Apple has tabled a policy that would have required workers to be in the office on Mondays, Tuesdays and Thursdays, citing the rising wave of covid-19 cases for the latest delay in its return to full-scale, in-person work.
Many of Apple’s 165,000 employees have been working remotely throughout the coronavirus pandemic, and like other major employers, the company has repeatedly postponed and reconfigured its return-to-work plans. But chief executive Tim Cook has been vocal about the importance of in-person work and the company has taken heat from some employees for taking a more restrictive approach in the transition back.
Google workers are back in the office three days a week, but some employees have been given the option to work remotely indefinitely. Microsoft allows its workers to develop their own hybrid work models, with manager approval. Amazon has left it up to employees to decide where they work.
The issue has become a flashpoint: A survey of 32,000 workers by the ADP Research Institute found that 64 percent of workers would consider quitting their jobs over return- to-office mandates.
Apple did not immediately respond to a request from The Washington Post for more details on the decision. The Cupertino, Calif.-based tech juggernaut has 29 office locations across 27 countries, according to Craft.
In a letter to Apple executives in early May, employees alleged that the policy compelling workers back to the office was driven by “fear … of the future of work, fear of worker autonomy, fear of losing control.” They contend that it would limit productivity and weaken diversity, making Apple “younger, whiter, more male-dominated, more neuro-normative, more able-bodied.”
Even Apple has acknowledged the allure of breaking out of the office. In March, a month before the launch of its “Hybrid Working Pilot,” the company released a nearly nine-minute ad slot about a group of employees “escaping their evil boss’s clutches” and the return-to-office work by quitting and creating a start-up using Apple products and software.
“We tell all of our customers how great our products are for remote work, yet, we ourselves, cannot use them to work remotely? How can we expect our customers to take that seriously,” workers said in the letter to executives. “How can we understand what problems of remote work need solving in our products, if we don’t live it?”

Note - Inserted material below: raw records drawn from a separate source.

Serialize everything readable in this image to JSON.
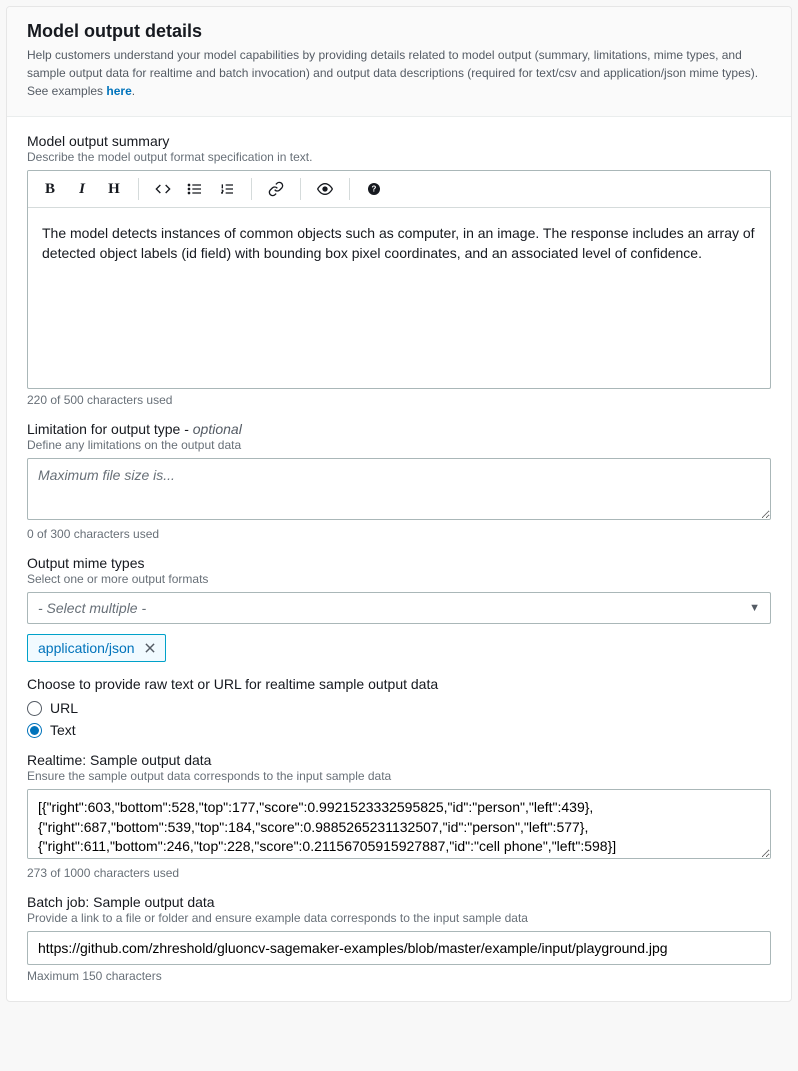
{
  "header": {
    "title": "Model output details",
    "desc_pre": "Help customers understand your model capabilities by providing details related to model output (summary, limitations, mime types, and sample output data for realtime and batch invocation) and output data descriptions (required for text/csv and application/json mime types). See examples ",
    "link": "here",
    "desc_post": "."
  },
  "summary": {
    "label": "Model output summary",
    "hint": "Describe the model output format specification in text.",
    "value": "The model detects instances of common objects such as computer, in an image. The response includes an array of detected object labels (id field) with bounding box pixel coordinates, and an associated level of confidence.",
    "count": "220 of 500 characters used"
  },
  "limitation": {
    "label_pre": "Limitation for output type - ",
    "optional": "optional",
    "hint": "Define any limitations on the output data",
    "placeholder": "Maximum file size is...",
    "count": "0 of 300 characters used"
  },
  "mime": {
    "label": "Output mime types",
    "hint": "Select one or more output formats",
    "placeholder": "- Select multiple -",
    "selected": "application/json"
  },
  "source": {
    "label": "Choose to provide raw text or URL for realtime sample output data",
    "option_url": "URL",
    "option_text": "Text",
    "selected": "text"
  },
  "realtime": {
    "label": "Realtime: Sample output data",
    "hint": "Ensure the sample output data corresponds to the input sample data",
    "value": "[{\"right\":603,\"bottom\":528,\"top\":177,\"score\":0.9921523332595825,\"id\":\"person\",\"left\":439},{\"right\":687,\"bottom\":539,\"top\":184,\"score\":0.9885265231132507,\"id\":\"person\",\"left\":577},{\"right\":611,\"bottom\":246,\"top\":228,\"score\":0.21156705915927887,\"id\":\"cell phone\",\"left\":598}]",
    "count": "273 of 1000 characters used"
  },
  "batch": {
    "label": "Batch job: Sample output data",
    "hint": "Provide a link to a file or folder and ensure example data corresponds to the input sample data",
    "value": "https://github.com/zhreshold/gluoncv-sagemaker-examples/blob/master/example/input/playground.jpg",
    "count": "Maximum 150 characters"
  }
}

Office occupancy across 10 of the country’s top business centers, including Washington, D.C., New York, Chicago and Los Angeles, hit a pandemic-era high of 43.4 percent last week, according to data tracked by Kastle Systems.